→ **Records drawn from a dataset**

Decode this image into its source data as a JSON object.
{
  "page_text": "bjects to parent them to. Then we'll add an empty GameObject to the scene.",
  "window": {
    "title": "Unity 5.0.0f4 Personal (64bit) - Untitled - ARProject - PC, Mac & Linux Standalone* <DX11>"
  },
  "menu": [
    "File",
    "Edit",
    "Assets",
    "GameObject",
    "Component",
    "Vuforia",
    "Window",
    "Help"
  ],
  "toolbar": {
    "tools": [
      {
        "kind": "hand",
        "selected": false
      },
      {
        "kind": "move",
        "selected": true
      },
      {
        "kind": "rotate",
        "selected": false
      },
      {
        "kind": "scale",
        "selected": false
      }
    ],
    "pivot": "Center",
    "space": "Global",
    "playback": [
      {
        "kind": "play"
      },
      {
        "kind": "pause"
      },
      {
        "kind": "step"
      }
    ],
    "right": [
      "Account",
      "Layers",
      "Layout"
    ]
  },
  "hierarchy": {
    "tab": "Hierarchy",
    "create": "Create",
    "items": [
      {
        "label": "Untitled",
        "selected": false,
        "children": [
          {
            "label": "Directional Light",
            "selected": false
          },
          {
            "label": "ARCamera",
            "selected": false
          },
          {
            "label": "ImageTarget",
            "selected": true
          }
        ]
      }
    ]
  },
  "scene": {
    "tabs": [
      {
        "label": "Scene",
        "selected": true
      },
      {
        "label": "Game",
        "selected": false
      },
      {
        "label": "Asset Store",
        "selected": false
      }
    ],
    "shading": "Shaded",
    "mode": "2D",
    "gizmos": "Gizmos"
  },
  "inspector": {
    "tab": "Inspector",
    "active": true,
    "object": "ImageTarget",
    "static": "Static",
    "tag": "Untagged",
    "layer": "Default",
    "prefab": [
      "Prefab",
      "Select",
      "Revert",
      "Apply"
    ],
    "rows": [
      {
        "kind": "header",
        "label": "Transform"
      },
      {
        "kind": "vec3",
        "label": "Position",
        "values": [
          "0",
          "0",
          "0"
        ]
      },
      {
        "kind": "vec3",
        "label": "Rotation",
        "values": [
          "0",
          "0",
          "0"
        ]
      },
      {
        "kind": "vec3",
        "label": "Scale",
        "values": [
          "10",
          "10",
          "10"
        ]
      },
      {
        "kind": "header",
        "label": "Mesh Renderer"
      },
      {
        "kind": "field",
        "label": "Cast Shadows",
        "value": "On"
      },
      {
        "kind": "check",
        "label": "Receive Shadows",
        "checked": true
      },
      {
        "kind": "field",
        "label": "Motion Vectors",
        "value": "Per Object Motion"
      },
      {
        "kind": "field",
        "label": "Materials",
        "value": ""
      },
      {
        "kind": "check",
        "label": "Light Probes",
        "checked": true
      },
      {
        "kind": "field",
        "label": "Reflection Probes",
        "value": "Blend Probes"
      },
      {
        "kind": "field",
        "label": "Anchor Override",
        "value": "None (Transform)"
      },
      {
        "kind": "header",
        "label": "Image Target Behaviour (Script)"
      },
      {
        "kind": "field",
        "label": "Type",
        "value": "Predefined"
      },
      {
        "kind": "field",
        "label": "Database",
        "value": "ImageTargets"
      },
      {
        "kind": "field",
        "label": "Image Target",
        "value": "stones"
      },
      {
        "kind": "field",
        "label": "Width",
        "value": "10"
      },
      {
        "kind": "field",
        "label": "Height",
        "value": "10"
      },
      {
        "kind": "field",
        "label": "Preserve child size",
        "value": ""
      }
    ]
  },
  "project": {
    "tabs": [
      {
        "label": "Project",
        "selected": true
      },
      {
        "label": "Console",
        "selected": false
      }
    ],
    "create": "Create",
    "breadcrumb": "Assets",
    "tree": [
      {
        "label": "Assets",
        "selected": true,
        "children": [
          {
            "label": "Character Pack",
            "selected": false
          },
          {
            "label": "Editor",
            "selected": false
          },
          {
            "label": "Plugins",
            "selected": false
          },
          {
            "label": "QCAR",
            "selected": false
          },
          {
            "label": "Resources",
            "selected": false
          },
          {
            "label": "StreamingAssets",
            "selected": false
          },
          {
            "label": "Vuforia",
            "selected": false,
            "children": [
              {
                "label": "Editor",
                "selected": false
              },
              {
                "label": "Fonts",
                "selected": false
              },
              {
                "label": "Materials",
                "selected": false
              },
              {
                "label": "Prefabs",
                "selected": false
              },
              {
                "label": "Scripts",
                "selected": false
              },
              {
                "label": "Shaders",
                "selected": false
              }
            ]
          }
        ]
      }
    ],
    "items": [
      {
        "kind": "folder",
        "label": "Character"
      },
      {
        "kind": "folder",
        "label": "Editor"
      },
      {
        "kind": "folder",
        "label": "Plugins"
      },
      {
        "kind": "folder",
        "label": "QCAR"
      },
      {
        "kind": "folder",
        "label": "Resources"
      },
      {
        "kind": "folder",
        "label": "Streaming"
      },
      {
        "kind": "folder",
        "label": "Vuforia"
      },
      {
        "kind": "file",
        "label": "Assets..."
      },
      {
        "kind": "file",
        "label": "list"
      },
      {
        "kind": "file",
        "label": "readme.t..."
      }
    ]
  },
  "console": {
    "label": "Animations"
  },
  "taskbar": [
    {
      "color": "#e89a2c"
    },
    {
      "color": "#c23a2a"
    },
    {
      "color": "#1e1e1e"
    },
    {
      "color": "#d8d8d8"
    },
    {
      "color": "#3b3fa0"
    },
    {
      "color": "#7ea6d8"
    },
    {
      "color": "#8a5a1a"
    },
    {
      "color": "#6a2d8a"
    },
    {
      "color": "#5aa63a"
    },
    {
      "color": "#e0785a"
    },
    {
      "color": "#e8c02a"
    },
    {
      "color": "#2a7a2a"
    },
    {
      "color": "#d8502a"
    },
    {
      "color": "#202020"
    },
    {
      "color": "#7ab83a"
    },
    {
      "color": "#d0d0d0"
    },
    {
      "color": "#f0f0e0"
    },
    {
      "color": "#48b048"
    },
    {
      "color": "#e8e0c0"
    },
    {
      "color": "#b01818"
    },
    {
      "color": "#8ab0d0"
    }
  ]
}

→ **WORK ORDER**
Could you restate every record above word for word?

→ **SOLUTION TO THE PROBLEM**
Decode this image into its source data as a JSON object.
{
  "page_text": "bjects to parent them to. Then we'll add an empty GameObject to the scene.",
  "window": {
    "title": "Unity 5.0.0f4 Personal (64bit) - Untitled - ARProject - PC, Mac & Linux Standalone* <DX11>"
  },
  "menu": [
    "File",
    "Edit",
    "Assets",
    "GameObject",
    "Component",
    "Vuforia",
    "Window",
    "Help"
  ],
  "toolbar": {
    "tools": [
      {
        "kind": "hand",
        "selected": false
      },
      {
        "kind": "move",
        "selected": true
      },
      {
        "kind": "rotate",
        "selected": false
      },
      {
        "kind": "scale",
        "selected": false
      }
    ],
    "pivot": "Center",
    "space": "Global",
    "playback": [
      {
        "kind": "play"
      },
      {
        "kind": "pause"
      },
      {
        "kind": "step"
      }
    ],
    "right": [
      "Account",
      "Layers",
      "Layout"
    ]
  },
  "hierarchy": {
    "tab": "Hierarchy",
    "create": "Create",
    "items": [
      {
        "label": "Untitled",
        "selected": false,
        "children": [
          {
            "label": "Directional Light",
            "selected": false
          },
          {
            "label": "ARCamera",
            "selected": false
          },
          {
            "label": "ImageTarget",
            "selected": true
          }
        ]
      }
    ]
  },
  "scene": {
    "tabs": [
      {
        "label": "Scene",
        "selected": true
      },
      {
        "label": "Game",
        "selected": false
      },
      {
        "label": "Asset Store",
        "selected": false
      }
    ],
    "shading": "Shaded",
    "mode": "2D",
    "gizmos": "Gizmos"
  },
  "inspector": {
    "tab": "Inspector",
    "active": true,
    "object": "ImageTarget",
    "static": "Static",
    "tag": "Untagged",
    "layer": "Default",
    "prefab": [
      "Prefab",
      "Select",
      "Revert",
      "Apply"
    ],
    "rows": [
      {
        "kind": "header",
        "label": "Transform"
      },
      {
        "kind": "vec3",
        "label": "Position",
        "values": [
          "0",
          "0",
          "0"
        ]
      },
      {
        "kind": "vec3",
        "label": "Rotation",
        "values": [
          "0",
          "0",
          "0"
        ]
      },
      {
        "kind": "vec3",
        "label": "Scale",
        "values": [
          "10",
          "10",
          "10"
        ]
      },
      {
        "kind": "header",
        "label": "Mesh Renderer"
      },
      {
        "kind": "field",
        "label": "Cast Shadows",
        "value": "On"
      },
      {
        "kind": "check",
        "label": "Receive Shadows",
        "checked": true
      },
      {
        "kind": "field",
        "label": "Motion Vectors",
        "value": "Per Object Motion"
      },
      {
        "kind": "field",
        "label": "Materials",
        "value": ""
      },
      {
        "kind": "check",
        "label": "Light Probes",
        "checked": true
      },
      {
        "kind": "field",
        "label": "Reflection Probes",
        "value": "Blend Probes"
      },
      {
        "kind": "field",
        "label": "Anchor Override",
        "value": "None (Transform)"
      },
      {
        "kind": "header",
        "label": "Image Target Behaviour (Script)"
      },
      {
        "kind": "field",
        "label": "Type",
        "value": "Predefined"
      },
      {
        "kind": "field",
        "label": "Database",
        "value": "ImageTargets"
      },
      {
        "kind": "field",
        "label": "Image Target",
        "value": "stones"
      },
      {
        "kind": "field",
        "label": "Width",
        "value": "10"
      },
      {
        "kind": "field",
        "label": "Height",
        "value": "10"
      },
      {
        "kind": "field",
        "label": "Preserve child size",
        "value": ""
      }
    ]
  },
  "project": {
    "tabs": [
      {
        "label": "Project",
        "selected": true
      },
      {
        "label": "Console",
        "selected": false
      }
    ],
    "create": "Create",
    "breadcrumb": "Assets",
    "tree": [
      {
        "label": "Assets",
        "selected": true,
        "children": [
          {
            "label": "Character Pack",
            "selected": false
          },
          {
            "label": "Editor",
            "selected": false
          },
          {
            "label": "Plugins",
            "selected": false
          },
          {
            "label": "QCAR",
            "selected": false
          },
          {
            "label": "Resources",
            "selected": false
          },
          {
            "label": "StreamingAssets",
            "selected": false
          },
          {
            "label": "Vuforia",
            "selected": false,
            "children": [
              {
                "label": "Editor",
                "selected": false
              },
              {
                "label": "Fonts",
                "selected": false
              },
              {
                "label": "Materials",
                "selected": false
              },
              {
                "label": "Prefabs",
                "selected": false
              },
              {
                "label": "Scripts",
                "selected": false
              },
              {
                "label": "Shaders",
                "selected": false
              }
            ]
          }
        ]
      }
    ],
    "items": [
      {
        "kind": "folder",
        "label": "Character"
      },
      {
        "kind": "folder",
        "label": "Editor"
      },
      {
        "kind": "folder",
        "label": "Plugins"
      },
      {
        "kind": "folder",
        "label": "QCAR"
      },
      {
        "kind": "folder",
        "label": "Resources"
      },
      {
        "kind": "folder",
        "label": "Streaming"
      },
      {
        "kind": "folder",
        "label": "Vuforia"
      },
      {
        "kind": "file",
        "label": "Assets..."
      },
      {
        "kind": "file",
        "label": "list"
      },
      {
        "kind": "file",
        "label": "readme.t..."
      }
    ]
  },
  "console": {
    "label": "Animations"
  },
  "taskbar": [
    {
      "color": "#e89a2c"
    },
    {
      "color": "#c23a2a"
    },
    {
      "color": "#1e1e1e"
    },
    {
      "color": "#d8d8d8"
    },
    {
      "color": "#3b3fa0"
    },
    {
      "color": "#7ea6d8"
    },
    {
      "color": "#8a5a1a"
    },
    {
      "color": "#6a2d8a"
    },
    {
      "color": "#5aa63a"
    },
    {
      "color": "#e0785a"
    },
    {
      "color": "#e8c02a"
    },
    {
      "color": "#2a7a2a"
    },
    {
      "color": "#d8502a"
    },
    {
      "color": "#202020"
    },
    {
      "color": "#7ab83a"
    },
    {
      "color": "#d0d0d0"
    },
    {
      "color": "#f0f0e0"
    },
    {
      "color": "#48b048"
    },
    {
      "color": "#e8e0c0"
    },
    {
      "color": "#b01818"
    },
    {
      "color": "#8ab0d0"
    }
  ]
}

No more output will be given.